    Fig. 1: Stationary curves of the elastica problem ( ∫ `

    0 κ2(s) + β 2ds → min) do not need to be global minimizers, cf. [44]. E.g. the non-dashed elastica is a global minimum (for β = 1), whereas in dashed lines we have depicted a local minimum. This is in contrast to cuspless sub-Riemannian geodesics in (SE(2),∆2,Gβ ) where every stationary curve is globally optimal.

    Fig. 2: An example of a smooth sub-Riemannian geodesic in (SE(2),∆2,Gβ ) whose spatial projection shows a cusp.

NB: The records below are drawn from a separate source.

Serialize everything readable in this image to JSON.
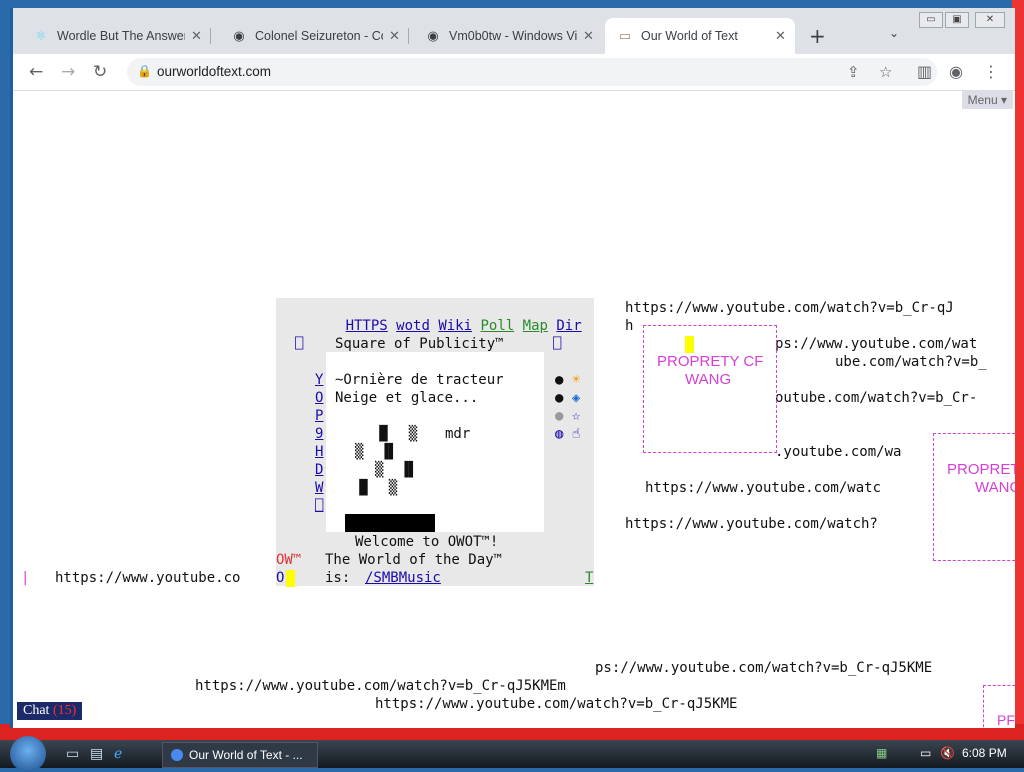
{
  "browser": {
    "tabs": [
      {
        "title": "Wordle But The Answer",
        "icon": "react-icon"
      },
      {
        "title": "Colonel Seizureton - Co",
        "icon": "github-icon"
      },
      {
        "title": "Vm0b0tw - Windows Vi",
        "icon": "github-icon"
      },
      {
        "title": "Our World of Text",
        "icon": "scroll-icon"
      }
    ],
    "url": "ourworldoftext.com"
  },
  "page": {
    "menu": "Menu",
    "links": [
      "HTTPS",
      "wotd",
      "Wiki",
      "Poll",
      "Map",
      "Dir"
    ],
    "square_title": "Square of Publicity™",
    "side_letters": [
      "Y",
      "O",
      "P",
      "9",
      "H",
      "D",
      "W",
      "⎕"
    ],
    "line1": "~Ornière de tracteur",
    "line2": "Neige et glace...",
    "mdr": "mdr",
    "welcome": "Welcome to OWOT™!",
    "wotd_line": "The World of the Day™",
    "is": "is:",
    "wotd_link": "/SMBMusic",
    "ow": "OW™",
    "t_link": "T",
    "left_url": "https://www.youtube.co",
    "o_char": "O",
    "urls": [
      "https://www.youtube.com/watch?v=b_Cr-qJ",
      "h",
      "ps://www.youtube.com/wat",
      "ube.com/watch?v=b_",
      "outube.com/watch?v=b_Cr-",
      ".youtube.com/wa",
      "https://www.youtube.com/watc",
      "https://www.youtube.com/watch?",
      "ps://www.youtube.com/watch?v=b_Cr-qJ5KME",
      "https://www.youtube.com/watch?v=b_Cr-qJ5KMEm",
      "https://www.youtube.com/watch?v=b_Cr-qJ5KME"
    ],
    "property1_a": "PROPRETY CF",
    "property1_b": "WANG",
    "property2_a": "PROPRET",
    "property2_b": "WANG",
    "property3": "PF",
    "chat_label": "Chat",
    "chat_count": "(15)"
  },
  "taskbar": {
    "window_label": "Our World of Text - ...",
    "time": "6:08 PM"
  }
}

    On the space of sufficiently regular curves in Rd , we define a functional E : W 2,1([0, `],Rd)→ R+, with ` ∈ R+ being the length (free) of the curves, by

    E (x) := ∫ `

    0

    √ κ(s)2 +β 2 ds. (1)

    Here, s denotes the arc-length parameter of curve x and κ : [0, `]→ R+ ∪{∞} de- notes the absolute curvature ‖ẍ(·)‖ of the curve x at each arc-length, and β > 0 is a constant.

    The two dimensional case (i.e. d = 2) of this variational problem was studied as a possible model of the mechanism used by the primary visual cortex V1 of the

  • 4 Remco Duits, Arpan Ghosh, Tom Dela Haije and Yuri Sachkov

    Fig. 3: Top left: example of a spatially projected sub-Riemannian geodesic without cusp (i.e. a solution of Pcurve ). Top right: example of an elastica curve reaching points x < 0. Such a (weak) connection is not possible with cuspless sub-Riemannian geodesics. Instead we see in the bottom left figure a comparable example of a spatially projected sub-Riemannian geodesic connecting the gin = (0,0,0) with g f in = (0,y f in,0) via two cusps. Bottom right: not all points in x ≥ 0 can be reached via a globally minimizing geodesic, here we have depicted the set R of admissible end- conditions g f in = (x f in,y f in,θ f in) via black cones on half circles with radius 1 and 2.

    human brain to reconstruct curves which are partially hidden or corrupted. The two dimensional model was initially due to Petitot (see [40, 41] and references therein). Subsequently, the sub-Riemannian structure was introduced in the problem by Pe- titot [42] for the contact geometry of the fiber bundle of the 1-jets of curves in the plane (the polarized Heisenberg group) and by Citti and Sarti [13, 47] for the prin- cipal bundle on SE(2) also considered in this article. The stationary curves of the problem were derived and studied by Boscain, Charlot and Rossi in [7], by Duits in [20], by Sachkov in [35] and their global optimality is shown by Boscain, Duits, Rossi and Sachkov in [8, 15]. The two dimensional problem relates to a mechanical problem completely solved by Sachkov [37, 45, 46]. It was also studied by Hladky and Pauls in [32] and by Ben-Yosef and Ben-Shahar in [6]. Within Section 3 of this article we will summarize only the main results from our previous works [8,15]. For detailed proofs of these results, we refer the reader to [8, 15].

  • Cuspless Sub-Riemannian Geodesics within the Euclidean Motion Group SE(d) 5

    Many imaging applications such as DW-MRI require an extension to higher di- mensions, see e.g. [14, 23, 27, 50], which motivates us to study the higher dimen- sional curve optimization of the functional given by Eq. (1).

    Let x0,x1 ∈ Rd and n0,n1 ∈ Sd−1 = {v ∈ Rd |‖v‖ = 1}. The goal is to find an arc-length parameterized curve s 7→ x(s) such that

    x = arg inf y ∈W 2,1([0, `],Rd), `, y(0) = x0, ẏ(0) = n0, y(`) = x1, ẏ(`) = n1

    E (y). (2)

    We shall refer to this curve optimization problem as problem P. We assume that the boundary conditions (x0,n0) and (x1,n1) are chosen such that a minimizer exists.

    Remark 1. Due to rotation and translational invariance of the problem P, it is equiv- alent to the problem with the same functional, but with boundary conditions (0,a) and (RTn0(x1−x0),R

    T n1), where a∈ Sd−1 is a fixed axis, and with Rn0 is any rotation that maps a fixed reference axis a to n0 ∈ Sd−1.

    Remark 2. The physical dimension of parameter β is [Length]−1. From a physical point of view it is crucial to make the energy integrand dimensionally consistent. However, the problem with